#### [Exercise brief]
Please return each entry in the listing exactly.

#### [Entries shown]
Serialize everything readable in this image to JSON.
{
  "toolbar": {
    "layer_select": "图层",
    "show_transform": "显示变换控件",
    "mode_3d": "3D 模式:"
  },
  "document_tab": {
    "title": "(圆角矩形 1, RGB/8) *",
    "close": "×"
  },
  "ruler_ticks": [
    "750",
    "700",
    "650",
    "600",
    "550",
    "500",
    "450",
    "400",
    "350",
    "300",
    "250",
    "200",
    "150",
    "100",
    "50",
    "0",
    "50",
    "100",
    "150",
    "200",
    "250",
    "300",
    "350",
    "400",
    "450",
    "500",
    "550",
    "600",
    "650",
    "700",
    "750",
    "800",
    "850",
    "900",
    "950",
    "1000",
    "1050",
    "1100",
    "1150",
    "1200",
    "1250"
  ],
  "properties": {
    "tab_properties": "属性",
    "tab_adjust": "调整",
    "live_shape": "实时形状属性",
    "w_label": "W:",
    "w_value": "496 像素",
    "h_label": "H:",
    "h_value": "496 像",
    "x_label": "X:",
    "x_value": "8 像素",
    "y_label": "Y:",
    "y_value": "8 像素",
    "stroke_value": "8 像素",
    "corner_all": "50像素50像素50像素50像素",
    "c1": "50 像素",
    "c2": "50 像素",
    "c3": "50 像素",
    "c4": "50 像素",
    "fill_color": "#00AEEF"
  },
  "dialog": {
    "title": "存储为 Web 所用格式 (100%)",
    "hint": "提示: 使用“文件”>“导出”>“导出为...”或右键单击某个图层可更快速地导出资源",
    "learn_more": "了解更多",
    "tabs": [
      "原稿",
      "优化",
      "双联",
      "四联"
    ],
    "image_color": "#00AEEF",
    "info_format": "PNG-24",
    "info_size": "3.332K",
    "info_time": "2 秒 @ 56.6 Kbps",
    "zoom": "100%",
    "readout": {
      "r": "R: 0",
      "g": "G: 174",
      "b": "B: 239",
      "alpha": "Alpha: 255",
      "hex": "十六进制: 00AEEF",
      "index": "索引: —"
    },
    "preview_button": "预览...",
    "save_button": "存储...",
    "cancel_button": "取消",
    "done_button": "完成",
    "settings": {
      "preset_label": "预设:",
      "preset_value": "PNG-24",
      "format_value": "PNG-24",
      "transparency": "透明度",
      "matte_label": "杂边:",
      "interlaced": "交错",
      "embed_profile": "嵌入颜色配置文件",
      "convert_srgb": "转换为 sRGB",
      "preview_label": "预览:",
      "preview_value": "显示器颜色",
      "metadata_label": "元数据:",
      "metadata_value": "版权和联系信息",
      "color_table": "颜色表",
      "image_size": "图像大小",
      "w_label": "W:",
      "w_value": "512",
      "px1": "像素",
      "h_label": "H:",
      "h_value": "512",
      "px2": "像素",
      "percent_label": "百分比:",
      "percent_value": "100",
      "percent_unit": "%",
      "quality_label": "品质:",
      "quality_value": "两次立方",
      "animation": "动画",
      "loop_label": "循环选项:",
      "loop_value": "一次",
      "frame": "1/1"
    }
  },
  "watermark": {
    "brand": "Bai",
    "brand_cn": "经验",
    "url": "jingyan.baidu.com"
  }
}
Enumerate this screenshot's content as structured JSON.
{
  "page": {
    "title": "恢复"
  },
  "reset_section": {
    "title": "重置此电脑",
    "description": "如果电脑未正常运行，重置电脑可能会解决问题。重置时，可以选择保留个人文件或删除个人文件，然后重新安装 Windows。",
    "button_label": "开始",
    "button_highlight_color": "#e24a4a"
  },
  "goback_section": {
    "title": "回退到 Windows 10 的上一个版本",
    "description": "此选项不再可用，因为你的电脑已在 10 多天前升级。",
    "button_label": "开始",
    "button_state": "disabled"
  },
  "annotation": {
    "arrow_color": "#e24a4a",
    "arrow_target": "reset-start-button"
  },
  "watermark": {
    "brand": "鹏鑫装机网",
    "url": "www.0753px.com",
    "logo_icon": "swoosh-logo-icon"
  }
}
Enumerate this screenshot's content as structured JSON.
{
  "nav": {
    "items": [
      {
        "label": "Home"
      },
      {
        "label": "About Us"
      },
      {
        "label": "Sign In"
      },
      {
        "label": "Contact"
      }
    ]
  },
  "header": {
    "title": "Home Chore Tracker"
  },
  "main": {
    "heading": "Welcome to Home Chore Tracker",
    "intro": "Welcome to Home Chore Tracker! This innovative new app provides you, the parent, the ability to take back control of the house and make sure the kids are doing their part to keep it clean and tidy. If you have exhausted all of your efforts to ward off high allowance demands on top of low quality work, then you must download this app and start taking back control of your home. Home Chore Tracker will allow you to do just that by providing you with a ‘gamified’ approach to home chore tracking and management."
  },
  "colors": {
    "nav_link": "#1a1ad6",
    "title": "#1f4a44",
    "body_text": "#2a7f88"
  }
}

#### [Answer for this exercise]
Serialize everything readable in this image to JSON.
{
  "toolbar": {
    "layer_select": "图层",
    "show_transform": "显示变换控件",
    "mode_3d": "3D 模式:"
  },
  "document_tab": {
    "title": "(圆角矩形 1, RGB/8) *",
    "close": "×"
  },
  "ruler_ticks": [
    "750",
    "700",
    "650",
    "600",
    "550",
    "500",
    "450",
    "400",
    "350",
    "300",
    "250",
    "200",
    "150",
    "100",
    "50",
    "0",
    "50",
    "100",
    "150",
    "200",
    "250",
    "300",
    "350",
    "400",
    "450",
    "500",
    "550",
    "600",
    "650",
    "700",
    "750",
    "800",
    "850",
    "900",
    "950",
    "1000",
    "1050",
    "1100",
    "1150",
    "1200",
    "1250"
  ],
  "properties": {
    "tab_properties": "属性",
    "tab_adjust": "调整",
    "live_shape": "实时形状属性",
    "w_label": "W:",
    "w_value": "496 像素",
    "h_label": "H:",
    "h_value": "496 像",
    "x_label": "X:",
    "x_value": "8 像素",
    "y_label": "Y:",
    "y_value": "8 像素",
    "stroke_value": "8 像素",
    "corner_all": "50像素50像素50像素50像素",
    "c1": "50 像素",
    "c2": "50 像素",
    "c3": "50 像素",
    "c4": "50 像素",
    "fill_color": "#00AEEF"
  },
  "dialog": {
    "title": "存储为 Web 所用格式 (100%)",
    "hint": "提示: 使用“文件”>“导出”>“导出为...”或右键单击某个图层可更快速地导出资源",
    "learn_more": "了解更多",
    "tabs": [
      "原稿",
      "优化",
      "双联",
      "四联"
    ],
    "image_color": "#00AEEF",
    "info_format": "PNG-24",
    "info_size": "3.332K",
    "info_time": "2 秒 @ 56.6 Kbps",
    "zoom": "100%",
    "readout": {
      "r": "R: 0",
      "g": "G: 174",
      "b": "B: 239",
      "alpha": "Alpha: 255",
      "hex": "十六进制: 00AEEF",
      "index": "索引: —"
    },
    "preview_button": "预览...",
    "save_button": "存储...",
    "cancel_button": "取消",
    "done_button": "完成",
    "settings": {
      "preset_label": "预设:",
      "preset_value": "PNG-24",
      "format_value": "PNG-24",
      "transparency": "透明度",
      "matte_label": "杂边:",
      "interlaced": "交错",
      "embed_profile": "嵌入颜色配置文件",
      "convert_srgb": "转换为 sRGB",
      "preview_label": "预览:",
      "preview_value": "显示器颜色",
      "metadata_label": "元数据:",
      "metadata_value": "版权和联系信息",
      "color_table": "颜色表",
      "image_size": "图像大小",
      "w_label": "W:",
      "w_value": "512",
      "px1": "像素",
      "h_label": "H:",
      "h_value": "512",
      "px2": "像素",
      "percent_label": "百分比:",
      "percent_value": "100",
      "percent_unit": "%",
      "quality_label": "品质:",
      "quality_value": "两次立方",
      "animation": "动画",
      "loop_label": "循环选项:",
      "loop_value": "一次",
      "frame": "1/1"
    }
  },
  "watermark": {
    "brand": "Bai",
    "brand_cn": "经验",
    "url": "jingyan.baidu.com"
  }
}
Enumerate this screenshot's content as structured JSON.
{
  "page": {
    "title": "恢复"
  },
  "reset_section": {
    "title": "重置此电脑",
    "description": "如果电脑未正常运行，重置电脑可能会解决问题。重置时，可以选择保留个人文件或删除个人文件，然后重新安装 Windows。",
    "button_label": "开始",
    "button_highlight_color": "#e24a4a"
  },
  "goback_section": {
    "title": "回退到 Windows 10 的上一个版本",
    "description": "此选项不再可用，因为你的电脑已在 10 多天前升级。",
    "button_label": "开始",
    "button_state": "disabled"
  },
  "annotation": {
    "arrow_color": "#e24a4a",
    "arrow_target": "reset-start-button"
  },
  "watermark": {
    "brand": "鹏鑫装机网",
    "url": "www.0753px.com",
    "logo_icon": "swoosh-logo-icon"
  }
}
Enumerate this screenshot's content as structured JSON.
{
  "nav": {
    "items": [
      {
        "label": "Home"
      },
      {
        "label": "About Us"
      },
      {
        "label": "Sign In"
      },
      {
        "label": "Contact"
      }
    ]
  },
  "header": {
    "title": "Home Chore Tracker"
  },
  "main": {
    "heading": "Welcome to Home Chore Tracker",
    "intro": "Welcome to Home Chore Tracker! This innovative new app provides you, the parent, the ability to take back control of the house and make sure the kids are doing their part to keep it clean and tidy. If you have exhausted all of your efforts to ward off high allowance demands on top of low quality work, then you must download this app and start taking back control of your home. Home Chore Tracker will allow you to do just that by providing you with a ‘gamified’ approach to home chore tracking and management."
  },
  "colors": {
    "nav_link": "#1a1ad6",
    "title": "#1f4a44",
    "body_text": "#2a7f88"
  }
}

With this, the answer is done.